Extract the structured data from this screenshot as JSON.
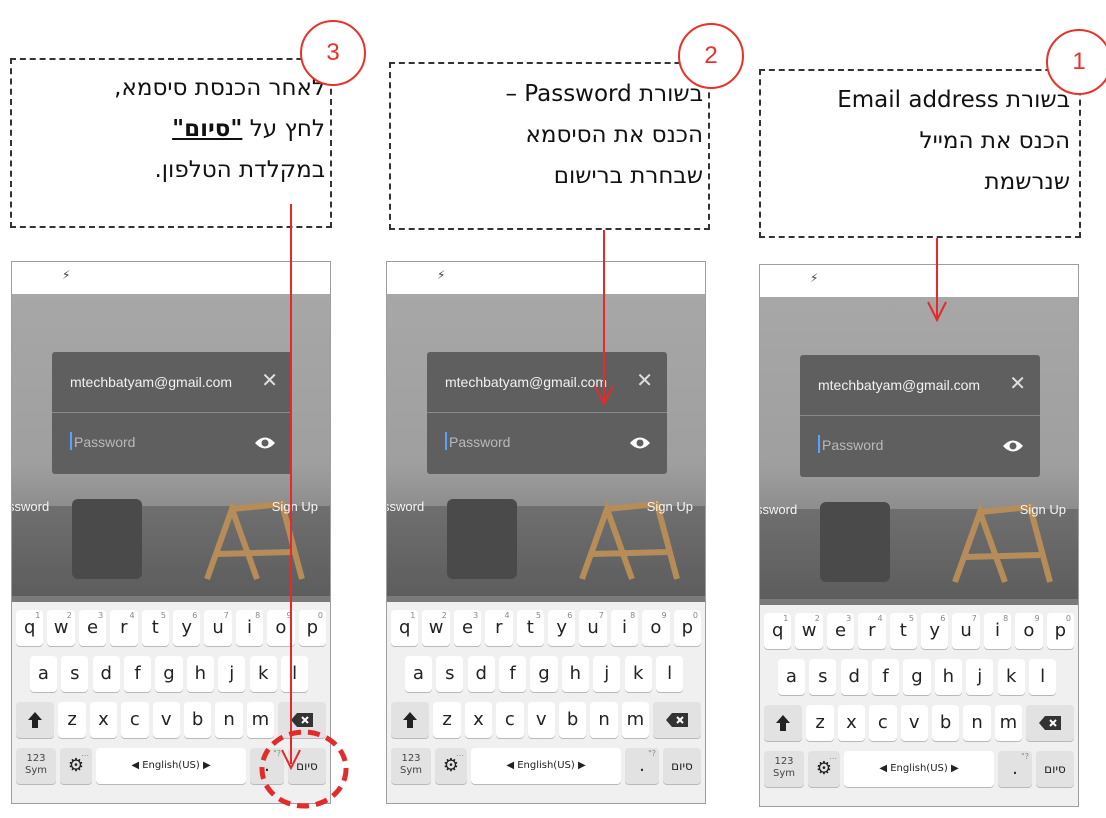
{
  "steps": [
    {
      "number": "1",
      "lines": [
        "בשורת Email address",
        "הכנס את המייל",
        "שנרשמת"
      ]
    },
    {
      "number": "2",
      "lines": [
        "בשורת Password –",
        "הכנס את הסיסמא",
        "שבחרת ברישום"
      ]
    },
    {
      "number": "3",
      "line1": "לאחר הכנסת סיסמא,",
      "line2_prefix": "לחץ על ",
      "line2_bold": "\"סיום\"",
      "line3": "במקלדת הטלפון."
    }
  ],
  "login_screen": {
    "email_value": "mtechbatyam@gmail.com",
    "password_placeholder": "Password",
    "forgot_link": "ssword",
    "signup_link": "Sign Up",
    "status_icon": "flash-icon"
  },
  "keyboard": {
    "row1": [
      {
        "k": "q",
        "n": "1"
      },
      {
        "k": "w",
        "n": "2"
      },
      {
        "k": "e",
        "n": "3"
      },
      {
        "k": "r",
        "n": "4"
      },
      {
        "k": "t",
        "n": "5"
      },
      {
        "k": "y",
        "n": "6"
      },
      {
        "k": "u",
        "n": "7"
      },
      {
        "k": "i",
        "n": "8"
      },
      {
        "k": "o",
        "n": "9"
      },
      {
        "k": "p",
        "n": "0"
      }
    ],
    "row2": [
      "a",
      "s",
      "d",
      "f",
      "g",
      "h",
      "j",
      "k",
      "l"
    ],
    "row3": [
      "z",
      "x",
      "c",
      "v",
      "b",
      "n",
      "m"
    ],
    "sym_top": "123",
    "sym_bottom": "Sym",
    "settings_dots": "...",
    "language": "◀  English(US)  ▶",
    "period": ".",
    "period_sup": "\"?",
    "done": "סיום",
    "icons": {
      "shift": "shift-icon",
      "backspace": "backspace-icon",
      "settings": "gear-icon"
    }
  },
  "colors": {
    "accent_red": "#e32b2b",
    "number_circle": "#e8322a"
  }
}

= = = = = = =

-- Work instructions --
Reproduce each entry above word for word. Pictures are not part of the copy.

-- Exercise response --
Extract the structured data from this screenshot as JSON.
{
  "steps": [
    {
      "number": "1",
      "lines": [
        "בשורת Email address",
        "הכנס את המייל",
        "שנרשמת"
      ]
    },
    {
      "number": "2",
      "lines": [
        "בשורת Password –",
        "הכנס את הסיסמא",
        "שבחרת ברישום"
      ]
    },
    {
      "number": "3",
      "line1": "לאחר הכנסת סיסמא,",
      "line2_prefix": "לחץ על ",
      "line2_bold": "\"סיום\"",
      "line3": "במקלדת הטלפון."
    }
  ],
  "login_screen": {
    "email_value": "mtechbatyam@gmail.com",
    "password_placeholder": "Password",
    "forgot_link": "ssword",
    "signup_link": "Sign Up",
    "status_icon": "flash-icon"
  },
  "keyboard": {
    "row1": [
      {
        "k": "q",
        "n": "1"
      },
      {
        "k": "w",
        "n": "2"
      },
      {
        "k": "e",
        "n": "3"
      },
      {
        "k": "r",
        "n": "4"
      },
      {
        "k": "t",
        "n": "5"
      },
      {
        "k": "y",
        "n": "6"
      },
      {
        "k": "u",
        "n": "7"
      },
      {
        "k": "i",
        "n": "8"
      },
      {
        "k": "o",
        "n": "9"
      },
      {
        "k": "p",
        "n": "0"
      }
    ],
    "row2": [
      "a",
      "s",
      "d",
      "f",
      "g",
      "h",
      "j",
      "k",
      "l"
    ],
    "row3": [
      "z",
      "x",
      "c",
      "v",
      "b",
      "n",
      "m"
    ],
    "sym_top": "123",
    "sym_bottom": "Sym",
    "settings_dots": "...",
    "language": "◀  English(US)  ▶",
    "period": ".",
    "period_sup": "\"?",
    "done": "סיום",
    "icons": {
      "shift": "shift-icon",
      "backspace": "backspace-icon",
      "settings": "gear-icon"
    }
  },
  "colors": {
    "accent_red": "#e32b2b",
    "number_circle": "#e8322a"
  }
}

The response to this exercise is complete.